Since drug trafficking is a “criminal profiteering activity” which may lead to financial gain, California’s asset-forfeiture laws (Cal. Health & Safety Code § 11495, § 11488.4) may apply if you are convicted. Asset forfeitures are most common in drug crimes and organized crime, and typically involve seizure of houses, boats, cars, and cash. The government has a burden of proof and numerous procedural requirements to meet in order to be successful in asset forfeiture.
Aside from asset forfeiture, a felony conviction can have devastating consequences long after a court case is completed and jail time is served. These are known as “collateral consequences,” which are the penalties and disadvantages that can be imposed upon an individual with a criminal conviction.
- The “Scarlet F” (felony) may need to be disclosed on job applications, housing applications, and even volunteer participation agreements.
- If you wish to obtain a professional license, such as become a doctor, nurse, teacher, lawyer, or real estate agent, you must disclose past convictions.
- You may also be subject to a lifetime ban from owning or possessing a firearm in California. This can be waived either by receiving a pardon from the governor or by having a “wobbler” felony (an offense that can be charged as either a felony or misdemeanor) reduced to a misdemeanor.
According to the U.S. Government Accountability Office, 497 (78 percent) of the 641 collateral consequences of a felony conviction can potentially last a lifetime.
Additional Immigration Consequences for Immigrants
Drug convictions for trafficking can have serious consequences on your immigration status. In short – a felony drug conviction makes you deportable. If you have a green card, you can lose it. If you do not have lawful permanent resident status in the U.S., the Department of Homeland Security will initiate removal proceedings, and you will be deported.
The burden of proof is on the government to establish a person is subject to removal from the United States. You can apply for a waiver of inadmissibility, but there is very little relief available for drug crimes. You can appeal a decision, but the Board of Immigration appeals typically will not second guess a ruling unless you can demonstrate the judge abused their power or erred in applying the law to your situation.
Hire An Experienced Los Angeles Drug Trafficking Lawyer

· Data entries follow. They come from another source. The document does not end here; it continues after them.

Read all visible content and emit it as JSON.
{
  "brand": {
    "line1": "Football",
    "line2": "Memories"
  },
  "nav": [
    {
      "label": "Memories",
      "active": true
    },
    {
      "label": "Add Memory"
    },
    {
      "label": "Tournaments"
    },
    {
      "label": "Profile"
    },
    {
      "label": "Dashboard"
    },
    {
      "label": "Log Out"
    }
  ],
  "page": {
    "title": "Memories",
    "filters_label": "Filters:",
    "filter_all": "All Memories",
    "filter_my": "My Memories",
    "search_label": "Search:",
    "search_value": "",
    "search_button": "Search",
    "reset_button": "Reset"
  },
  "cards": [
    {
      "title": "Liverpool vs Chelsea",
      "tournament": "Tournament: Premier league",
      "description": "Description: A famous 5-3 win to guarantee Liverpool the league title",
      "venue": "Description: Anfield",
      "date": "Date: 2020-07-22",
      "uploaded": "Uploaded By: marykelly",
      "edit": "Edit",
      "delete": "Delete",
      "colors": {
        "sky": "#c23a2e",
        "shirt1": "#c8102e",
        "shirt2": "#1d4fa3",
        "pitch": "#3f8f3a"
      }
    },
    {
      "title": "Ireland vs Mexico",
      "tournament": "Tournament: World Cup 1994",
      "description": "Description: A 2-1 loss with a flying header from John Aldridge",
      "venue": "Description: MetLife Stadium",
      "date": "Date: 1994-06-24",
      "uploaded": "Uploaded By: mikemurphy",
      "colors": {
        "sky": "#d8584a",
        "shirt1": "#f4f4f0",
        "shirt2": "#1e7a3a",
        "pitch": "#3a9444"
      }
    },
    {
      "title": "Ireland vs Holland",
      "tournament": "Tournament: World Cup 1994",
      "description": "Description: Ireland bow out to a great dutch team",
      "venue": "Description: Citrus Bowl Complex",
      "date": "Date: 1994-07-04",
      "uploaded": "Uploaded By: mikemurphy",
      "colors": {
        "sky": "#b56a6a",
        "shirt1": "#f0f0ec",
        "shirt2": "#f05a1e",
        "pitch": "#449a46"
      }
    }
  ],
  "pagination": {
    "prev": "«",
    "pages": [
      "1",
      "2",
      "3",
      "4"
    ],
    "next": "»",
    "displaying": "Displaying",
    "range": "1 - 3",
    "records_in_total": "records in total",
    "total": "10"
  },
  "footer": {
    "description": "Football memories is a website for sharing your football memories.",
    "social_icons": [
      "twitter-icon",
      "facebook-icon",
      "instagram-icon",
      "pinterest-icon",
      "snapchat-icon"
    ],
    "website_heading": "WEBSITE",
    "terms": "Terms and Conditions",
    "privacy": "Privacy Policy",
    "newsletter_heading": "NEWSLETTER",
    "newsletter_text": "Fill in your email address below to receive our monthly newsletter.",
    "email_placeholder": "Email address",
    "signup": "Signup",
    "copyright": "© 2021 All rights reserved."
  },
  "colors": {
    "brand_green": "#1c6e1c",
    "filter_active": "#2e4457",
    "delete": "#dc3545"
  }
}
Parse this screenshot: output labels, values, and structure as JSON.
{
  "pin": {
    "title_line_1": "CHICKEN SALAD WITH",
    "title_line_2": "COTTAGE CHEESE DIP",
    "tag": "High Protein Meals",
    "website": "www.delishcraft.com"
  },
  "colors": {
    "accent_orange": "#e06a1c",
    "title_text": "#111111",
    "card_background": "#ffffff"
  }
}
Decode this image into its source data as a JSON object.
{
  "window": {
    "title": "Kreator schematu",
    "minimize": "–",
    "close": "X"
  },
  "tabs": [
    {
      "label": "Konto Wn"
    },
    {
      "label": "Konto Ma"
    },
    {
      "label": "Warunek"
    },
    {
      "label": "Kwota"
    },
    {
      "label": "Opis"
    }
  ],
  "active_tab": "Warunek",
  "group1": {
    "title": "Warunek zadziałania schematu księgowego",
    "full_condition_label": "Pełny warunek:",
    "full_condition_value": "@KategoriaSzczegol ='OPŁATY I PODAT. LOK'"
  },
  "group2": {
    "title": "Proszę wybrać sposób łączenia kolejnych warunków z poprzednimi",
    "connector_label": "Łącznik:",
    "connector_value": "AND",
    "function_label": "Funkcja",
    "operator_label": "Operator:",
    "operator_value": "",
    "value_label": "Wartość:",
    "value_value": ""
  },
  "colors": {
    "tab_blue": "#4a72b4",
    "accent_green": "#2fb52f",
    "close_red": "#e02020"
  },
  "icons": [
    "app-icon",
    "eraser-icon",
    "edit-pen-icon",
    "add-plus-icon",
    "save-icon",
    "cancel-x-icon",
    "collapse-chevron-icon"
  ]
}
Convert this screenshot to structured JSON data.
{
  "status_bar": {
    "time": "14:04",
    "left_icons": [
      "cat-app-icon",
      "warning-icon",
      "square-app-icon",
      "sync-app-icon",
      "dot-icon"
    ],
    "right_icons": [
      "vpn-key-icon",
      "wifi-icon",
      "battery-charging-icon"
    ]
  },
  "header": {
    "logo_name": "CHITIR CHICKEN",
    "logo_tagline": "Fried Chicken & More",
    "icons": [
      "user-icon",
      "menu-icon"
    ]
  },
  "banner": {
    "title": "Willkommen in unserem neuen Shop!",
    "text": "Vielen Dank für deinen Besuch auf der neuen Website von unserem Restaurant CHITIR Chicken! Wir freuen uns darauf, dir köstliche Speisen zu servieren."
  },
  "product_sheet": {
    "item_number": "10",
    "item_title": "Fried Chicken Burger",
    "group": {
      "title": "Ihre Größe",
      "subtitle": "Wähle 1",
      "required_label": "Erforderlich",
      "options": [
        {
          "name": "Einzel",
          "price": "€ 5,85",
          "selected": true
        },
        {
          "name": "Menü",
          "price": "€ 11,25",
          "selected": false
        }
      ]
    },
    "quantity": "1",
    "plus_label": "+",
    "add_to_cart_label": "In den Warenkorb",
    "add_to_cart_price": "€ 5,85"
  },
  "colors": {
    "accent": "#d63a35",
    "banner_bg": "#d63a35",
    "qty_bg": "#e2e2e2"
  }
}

If you are facing drug charges in Los Angeles, do not delay in protecting your rights and your future. When you enlist the help of the Rodriguez Law Group, our experience, knowledge, and skilled team are available to you. Whether negotiating a plea deal or taking a case to trial, our Los Angeles criminal defense law firm will be able to build the best case and strategy for the best possible outcome.
Last Updated on January 9, 2021